Definition: An itemized list or catalog of the stock of a business .
There's more to inventory control than simply buying new products. You have to know what to buy, when to buy it and how much to buy. You also need to track your inventory--whether manually or by computer--and use that knowledge to hone your purchasing process.Your business's basic stock should provide a reasonable assortment of products and should be big enough to cover the normal sales demands of your business. When calculating basic stock, you must also factor in lead time--the length of time between reordering and receiving a product. For instance, if your lead time is four weeks and a particular product line sells 10 units a week, then you must reorder before the basic inventory level falls below 40 units. If you don't reorder until you actually need the stock, you'll be without the product for four weeks.
Insufficient inventory means lost sales and costly, time-consuming back orders. Running out of raw materials or parts that are crucial to your production process means increased operating costs, too. Your employees will be getting paid to sit around because there's no work for them to do; when the inventory does come in, they'll be paid for working overtime to make up for lost production time. In some situations, you could even end up buying emergency inventory at high prices.

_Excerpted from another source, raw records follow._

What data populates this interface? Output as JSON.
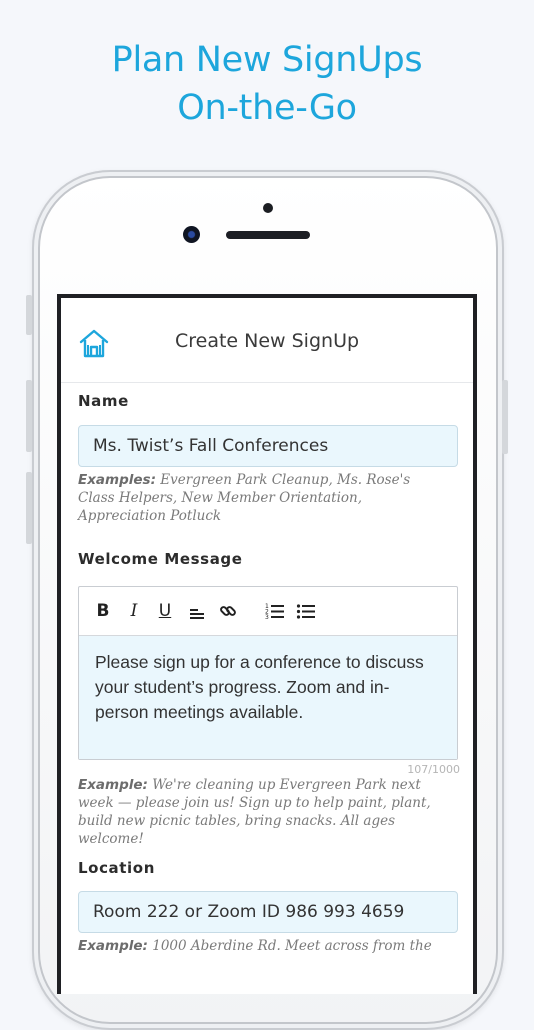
{
  "headline": {
    "line1": "Plan New SignUps",
    "line2": "On-the-Go"
  },
  "header": {
    "title": "Create New SignUp",
    "home_icon": "home-icon"
  },
  "form": {
    "name_label": "Name",
    "name_value": "Ms. Twist’s Fall Conferences",
    "name_hint_prefix": "Examples:",
    "name_hint": "Evergreen Park Cleanup, Ms. Rose's Class Helpers, New Member Orientation, Appreciation Potluck",
    "welcome_label": "Welcome Message",
    "toolbar": [
      "bold-icon",
      "italic-icon",
      "underline-icon",
      "align-icon",
      "link-icon",
      "ordered-list-icon",
      "bullet-list-icon"
    ],
    "welcome_value": "Please sign up for a conference to discuss your student’s progress. Zoom and in-person meetings available.",
    "welcome_counter": "107/1000",
    "welcome_hint_prefix": "Example:",
    "welcome_hint": "We're cleaning up Evergreen Park next week — please join us! Sign up to help paint, plant, build new picnic tables, bring snacks. All ages welcome!",
    "location_label": "Location",
    "location_value": "Room 222 or Zoom ID 986 993 4659",
    "location_hint_prefix": "Example:",
    "location_hint": "1000 Aberdine Rd. Meet across from the"
  },
  "colors": {
    "accent": "#1da6dc",
    "field_bg": "#eaf7fd"
  }
}
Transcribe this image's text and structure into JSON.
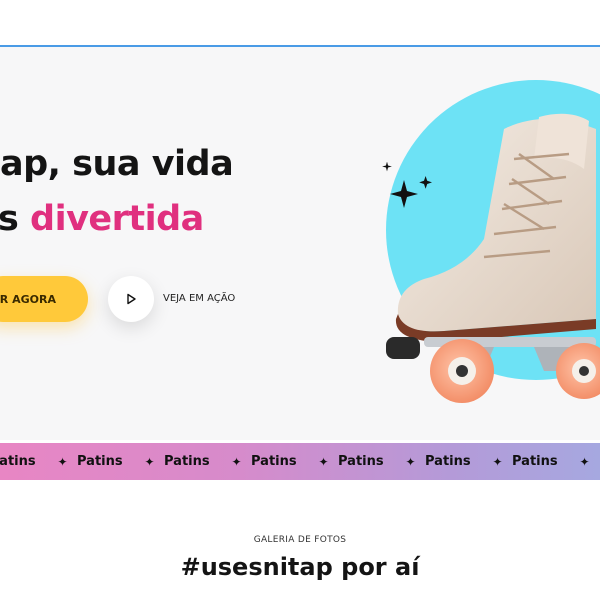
{
  "hero": {
    "headline_line1": "ap, sua vida",
    "headline_line2_prefix": "s ",
    "headline_line2_accent": "divertida",
    "cta_label": "AR AGORA",
    "play_label": "VEJA EM AÇÃO",
    "accent_color": "#e0307f",
    "cta_color": "#ffc93a",
    "circle_color": "#6de2f5",
    "icons": {
      "play": "play-icon",
      "sparkles": "sparkle-icon",
      "product": "roller-skate-icon"
    }
  },
  "marquee": {
    "items": [
      "Patins",
      "Patins",
      "Patins",
      "Patins",
      "Patins",
      "Patins",
      "Patins"
    ],
    "separator": "✦"
  },
  "gallery": {
    "label": "GALERIA DE FOTOS",
    "title": "#usesnitap por aí"
  }
}
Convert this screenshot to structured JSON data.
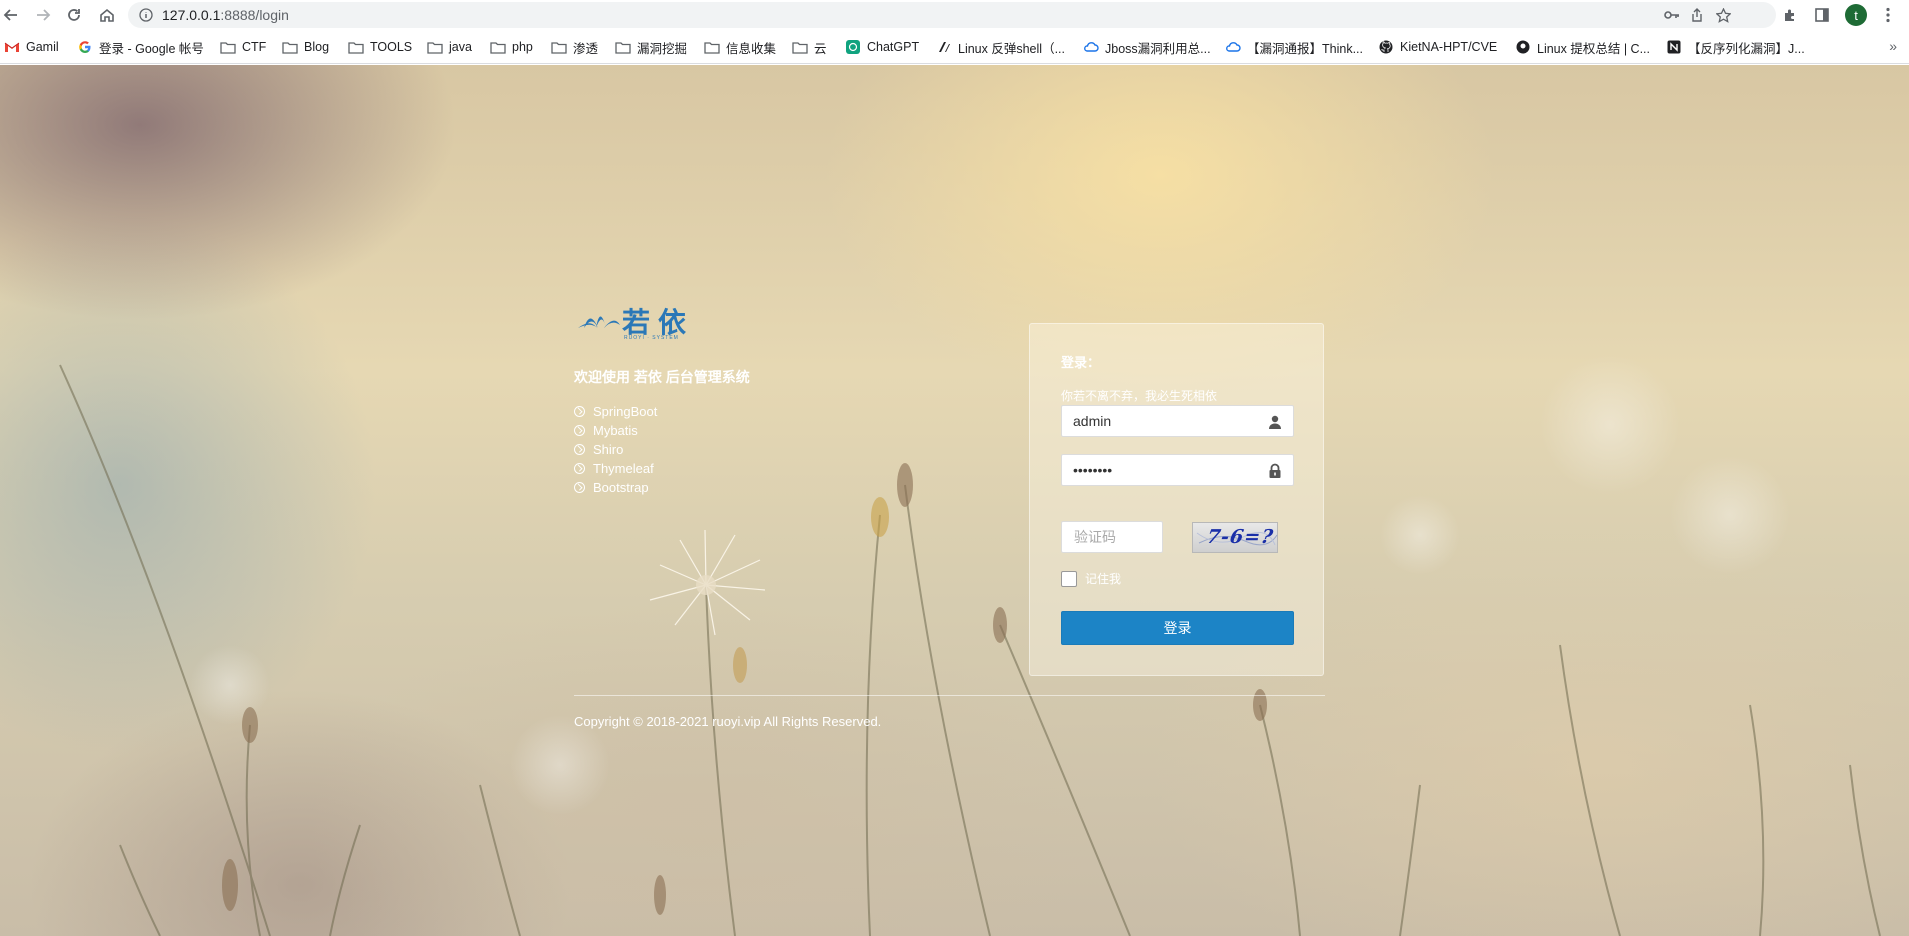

One way to protect yourself from such shortfalls is by building a safety margin into basic inventory figures. To figure out the right safety margin for your business, try to think of all the outside factors that could contribute to delays, such as suppliers who tend to be late or goods being shipped from overseas. Once you've been in business a while, you'll have a better feel for delivery times and will find it fairly easy to calculate your safety margin.
Avoiding excess inventory is especially important for owners of companies with seasonal product lines, such as clothing, home accessories, and holiday and gift items. These products have a short "shelf life" and are hard to sell once they're no longer in fashion. Entrepreneurs who sell more timeless products, such as plumbing equipment, office supplies or auto products, have more leeway because it takes longer for these items to become obsolete.
No matter what your business is, however, excess inventory should be avoided. It costs money in extra overhead, debt service on loans to purchase the excess inventory, additional personal property tax on unsold inventory and increased insurance costs. One merchandise consultant estimates that it costs the average retailer from 20 to 30 percent of the original inventory investment just to maintain it.
Buying excess inventory also reduces your liquidity--something to be avoided. Consider the example of an auto supply retailer who finds himself with the opportunity to buy 1,000 gallons of antifreeze at a huge discount. If he buys the antifreeze and it turns out to be a mild winter, he'll be sitting on 1,000 gallons of antifreeze. Even though he knows he can sell the antifreeze during the next cold winter, it's still taking up space in his warehouse for an entire year--space that could be devoted to more profitable products.
When you find yourself with excess inventory, your natural reaction will probably be to reduce the price and sell it quickly. Although this solves the overstocking problem, it also reduces your return on investment. All your financial projections assume that you will receive the full price for your goods. If you slash your prices by 15 to 25 percent just to get rid of the excess inventory, you're losing money you'd counted on bringing in.
Some novice entrepreneurs react to excess inventory by being overly cautious the next time they order stock. However, this puts you at risk of having an inventory shortage. To avoid accumulating excess inventory, set a realistic safety margin and order only what you're sure you can sell.
You don't automatically get a deduction for purchasing inventory for your business. You must reduce the amount paid for inventory by the value of the inventory at the end of the year. For example, if you paid $10,000 for merchandise in one year and your inventory at the end of the year were $7,000, you could only deduct $3,000 for purchases in the year, even though you paid $10,000.
How you determine a value for your inventory has tax implications. The FIFO (first in, first out) method assumes the items you purchased or produced first are the first items you sold or consumed. The items in inventory at the end of the tax year are matched with the costs of similar items that you most recently purchased or produced. The LIFO (last in, first out) method assumes the items of inventory you purchased or produced last are the first items you sold or consumed. Items included in closing inventory are considered to be from the opening inventory in the order of acquisition and from those acquired during the tax year.
Each method produces different income results, depending on current price levels. In times of inflation, LIFO produces a larger cost of goods sold and a lower closing inventory. With FIFO, the cost of goods sold will be lower, and the closing inventory will be higher. In deflationary times, the opposite is true.
The rules for using the LIFO method are complex. Once you adopt it, IRS approval is required to return to FIFO. Since the value of your inventory is a major factor in determining your taxable income, get your CPA's help so you use the method that works for your business.